-- TASK DIRECTIONS --
Read through the lines below and copy the ones holding the string "Scale".

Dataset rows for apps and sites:
....

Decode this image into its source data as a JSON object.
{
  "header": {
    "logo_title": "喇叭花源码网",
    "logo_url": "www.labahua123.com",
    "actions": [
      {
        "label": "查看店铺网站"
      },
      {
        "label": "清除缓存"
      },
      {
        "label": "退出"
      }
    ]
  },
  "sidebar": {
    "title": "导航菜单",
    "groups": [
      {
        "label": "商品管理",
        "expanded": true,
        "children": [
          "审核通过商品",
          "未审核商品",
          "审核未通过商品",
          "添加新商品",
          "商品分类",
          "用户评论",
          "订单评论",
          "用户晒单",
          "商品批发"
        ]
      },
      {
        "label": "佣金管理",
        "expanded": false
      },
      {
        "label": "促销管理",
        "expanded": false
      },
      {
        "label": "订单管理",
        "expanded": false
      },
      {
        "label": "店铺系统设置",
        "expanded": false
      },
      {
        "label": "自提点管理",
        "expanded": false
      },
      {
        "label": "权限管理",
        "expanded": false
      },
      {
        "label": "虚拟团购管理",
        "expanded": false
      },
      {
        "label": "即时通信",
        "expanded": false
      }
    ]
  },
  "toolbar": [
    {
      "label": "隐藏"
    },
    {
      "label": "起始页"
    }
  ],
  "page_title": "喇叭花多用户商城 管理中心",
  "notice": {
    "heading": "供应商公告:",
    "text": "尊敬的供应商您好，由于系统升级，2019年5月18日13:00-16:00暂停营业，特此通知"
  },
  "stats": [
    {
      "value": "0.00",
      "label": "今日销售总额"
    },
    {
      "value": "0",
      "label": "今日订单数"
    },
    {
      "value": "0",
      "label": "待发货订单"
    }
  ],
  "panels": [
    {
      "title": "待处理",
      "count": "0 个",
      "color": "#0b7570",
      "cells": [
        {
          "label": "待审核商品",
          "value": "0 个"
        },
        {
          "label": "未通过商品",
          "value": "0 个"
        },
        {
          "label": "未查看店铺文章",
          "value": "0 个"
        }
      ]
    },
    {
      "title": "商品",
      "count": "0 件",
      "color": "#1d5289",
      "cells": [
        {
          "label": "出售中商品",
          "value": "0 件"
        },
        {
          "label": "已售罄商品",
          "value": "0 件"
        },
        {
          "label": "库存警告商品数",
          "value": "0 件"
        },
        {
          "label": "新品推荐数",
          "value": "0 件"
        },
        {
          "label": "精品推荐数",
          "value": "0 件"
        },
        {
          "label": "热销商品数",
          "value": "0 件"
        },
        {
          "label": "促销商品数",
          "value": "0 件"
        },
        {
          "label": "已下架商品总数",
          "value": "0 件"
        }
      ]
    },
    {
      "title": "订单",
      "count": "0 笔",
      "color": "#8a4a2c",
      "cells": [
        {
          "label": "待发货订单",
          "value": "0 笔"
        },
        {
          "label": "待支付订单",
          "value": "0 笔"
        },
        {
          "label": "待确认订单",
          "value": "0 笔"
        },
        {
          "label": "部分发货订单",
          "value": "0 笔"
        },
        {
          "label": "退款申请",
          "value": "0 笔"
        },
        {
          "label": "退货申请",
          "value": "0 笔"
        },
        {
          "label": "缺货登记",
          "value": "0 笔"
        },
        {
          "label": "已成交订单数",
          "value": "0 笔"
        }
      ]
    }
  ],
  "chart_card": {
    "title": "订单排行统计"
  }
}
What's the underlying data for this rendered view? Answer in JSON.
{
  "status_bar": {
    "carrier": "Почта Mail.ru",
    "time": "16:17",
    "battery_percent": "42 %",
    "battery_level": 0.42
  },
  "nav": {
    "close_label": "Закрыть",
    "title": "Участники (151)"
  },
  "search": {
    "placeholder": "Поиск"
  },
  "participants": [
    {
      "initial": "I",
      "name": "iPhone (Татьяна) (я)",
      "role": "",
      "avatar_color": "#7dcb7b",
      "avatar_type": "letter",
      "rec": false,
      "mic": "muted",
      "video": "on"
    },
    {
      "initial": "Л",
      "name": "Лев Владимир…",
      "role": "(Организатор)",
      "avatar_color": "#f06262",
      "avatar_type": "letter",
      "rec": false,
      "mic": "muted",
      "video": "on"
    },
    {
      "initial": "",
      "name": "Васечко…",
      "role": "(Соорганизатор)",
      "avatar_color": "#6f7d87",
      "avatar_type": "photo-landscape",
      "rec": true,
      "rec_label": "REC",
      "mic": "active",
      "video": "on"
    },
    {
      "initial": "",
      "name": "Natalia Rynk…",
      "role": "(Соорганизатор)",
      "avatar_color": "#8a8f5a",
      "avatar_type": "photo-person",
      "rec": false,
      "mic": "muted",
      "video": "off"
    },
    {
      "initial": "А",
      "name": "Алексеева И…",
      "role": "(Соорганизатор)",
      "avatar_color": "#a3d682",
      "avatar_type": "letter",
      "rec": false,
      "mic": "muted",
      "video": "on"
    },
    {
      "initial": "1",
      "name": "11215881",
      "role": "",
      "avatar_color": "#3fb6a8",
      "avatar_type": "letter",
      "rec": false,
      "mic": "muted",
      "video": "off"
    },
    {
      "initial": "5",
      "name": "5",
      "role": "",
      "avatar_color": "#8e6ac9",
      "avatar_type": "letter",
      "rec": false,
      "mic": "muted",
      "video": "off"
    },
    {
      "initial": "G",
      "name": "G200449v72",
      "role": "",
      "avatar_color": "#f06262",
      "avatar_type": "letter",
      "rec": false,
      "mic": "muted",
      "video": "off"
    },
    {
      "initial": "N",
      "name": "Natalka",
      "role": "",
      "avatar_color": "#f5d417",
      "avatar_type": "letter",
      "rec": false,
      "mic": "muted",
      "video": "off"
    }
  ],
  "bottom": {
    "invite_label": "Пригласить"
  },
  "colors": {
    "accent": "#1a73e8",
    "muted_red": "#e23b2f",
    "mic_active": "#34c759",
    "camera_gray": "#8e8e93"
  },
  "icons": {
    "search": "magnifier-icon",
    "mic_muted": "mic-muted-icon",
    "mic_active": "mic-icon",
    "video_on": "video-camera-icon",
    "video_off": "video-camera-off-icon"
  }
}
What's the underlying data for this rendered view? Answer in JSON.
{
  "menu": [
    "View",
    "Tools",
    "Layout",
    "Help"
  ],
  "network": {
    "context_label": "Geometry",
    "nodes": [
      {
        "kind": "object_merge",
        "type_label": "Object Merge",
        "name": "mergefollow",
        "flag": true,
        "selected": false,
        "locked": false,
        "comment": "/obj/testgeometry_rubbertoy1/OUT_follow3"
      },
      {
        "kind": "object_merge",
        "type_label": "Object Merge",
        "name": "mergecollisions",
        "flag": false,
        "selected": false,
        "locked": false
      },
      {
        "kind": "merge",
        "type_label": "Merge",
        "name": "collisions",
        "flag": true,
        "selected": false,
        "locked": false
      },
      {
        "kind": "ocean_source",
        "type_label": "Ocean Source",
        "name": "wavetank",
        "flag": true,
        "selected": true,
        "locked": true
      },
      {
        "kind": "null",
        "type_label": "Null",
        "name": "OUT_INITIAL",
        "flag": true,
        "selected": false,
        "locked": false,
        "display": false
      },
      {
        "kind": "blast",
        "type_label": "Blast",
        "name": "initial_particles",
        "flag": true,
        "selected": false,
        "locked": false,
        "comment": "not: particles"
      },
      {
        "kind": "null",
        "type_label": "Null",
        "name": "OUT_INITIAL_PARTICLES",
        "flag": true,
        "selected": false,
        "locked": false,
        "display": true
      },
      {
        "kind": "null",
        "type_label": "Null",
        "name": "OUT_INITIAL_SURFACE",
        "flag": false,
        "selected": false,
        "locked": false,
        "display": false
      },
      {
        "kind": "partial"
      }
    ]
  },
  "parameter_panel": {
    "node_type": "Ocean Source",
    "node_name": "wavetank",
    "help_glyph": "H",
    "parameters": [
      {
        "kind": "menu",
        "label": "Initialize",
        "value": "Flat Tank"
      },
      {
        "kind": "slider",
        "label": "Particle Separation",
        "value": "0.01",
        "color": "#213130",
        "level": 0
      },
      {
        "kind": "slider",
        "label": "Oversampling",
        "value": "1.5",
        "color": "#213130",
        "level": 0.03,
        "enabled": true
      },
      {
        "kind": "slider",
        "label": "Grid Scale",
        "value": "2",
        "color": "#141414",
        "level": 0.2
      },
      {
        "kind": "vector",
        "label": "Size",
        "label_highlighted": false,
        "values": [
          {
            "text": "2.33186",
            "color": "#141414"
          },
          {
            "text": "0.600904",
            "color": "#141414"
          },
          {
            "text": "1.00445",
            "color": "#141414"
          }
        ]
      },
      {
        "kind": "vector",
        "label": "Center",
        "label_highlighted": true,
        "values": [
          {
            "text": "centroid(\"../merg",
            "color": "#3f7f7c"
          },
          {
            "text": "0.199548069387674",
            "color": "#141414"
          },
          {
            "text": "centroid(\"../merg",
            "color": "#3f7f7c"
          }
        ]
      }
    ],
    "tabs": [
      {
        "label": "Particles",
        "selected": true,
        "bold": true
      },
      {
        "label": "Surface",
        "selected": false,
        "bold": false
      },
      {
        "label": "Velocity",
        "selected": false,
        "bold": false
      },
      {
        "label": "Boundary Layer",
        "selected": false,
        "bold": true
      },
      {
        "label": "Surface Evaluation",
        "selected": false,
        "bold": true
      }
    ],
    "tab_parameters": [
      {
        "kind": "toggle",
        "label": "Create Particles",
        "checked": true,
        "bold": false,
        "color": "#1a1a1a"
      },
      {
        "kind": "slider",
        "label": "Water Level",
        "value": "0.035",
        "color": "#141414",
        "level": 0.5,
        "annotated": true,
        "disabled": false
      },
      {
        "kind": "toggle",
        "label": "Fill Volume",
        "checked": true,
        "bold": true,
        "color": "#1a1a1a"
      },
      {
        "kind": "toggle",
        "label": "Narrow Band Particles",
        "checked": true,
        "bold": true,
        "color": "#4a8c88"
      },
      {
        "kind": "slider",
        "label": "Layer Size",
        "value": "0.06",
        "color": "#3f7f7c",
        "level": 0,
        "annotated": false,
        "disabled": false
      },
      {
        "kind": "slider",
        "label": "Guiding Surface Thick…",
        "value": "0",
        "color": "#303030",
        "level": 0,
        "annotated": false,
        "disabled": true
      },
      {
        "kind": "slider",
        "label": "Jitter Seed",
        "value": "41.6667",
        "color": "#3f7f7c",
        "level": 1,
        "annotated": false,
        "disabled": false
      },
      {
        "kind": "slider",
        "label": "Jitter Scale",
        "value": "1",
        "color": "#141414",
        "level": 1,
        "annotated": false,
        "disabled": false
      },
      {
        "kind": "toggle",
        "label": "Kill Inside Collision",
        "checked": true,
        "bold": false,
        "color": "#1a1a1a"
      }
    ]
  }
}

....

-- RESPONSE AREA --
        "label": "Grid Scale",
        "label": "Jitter Scale",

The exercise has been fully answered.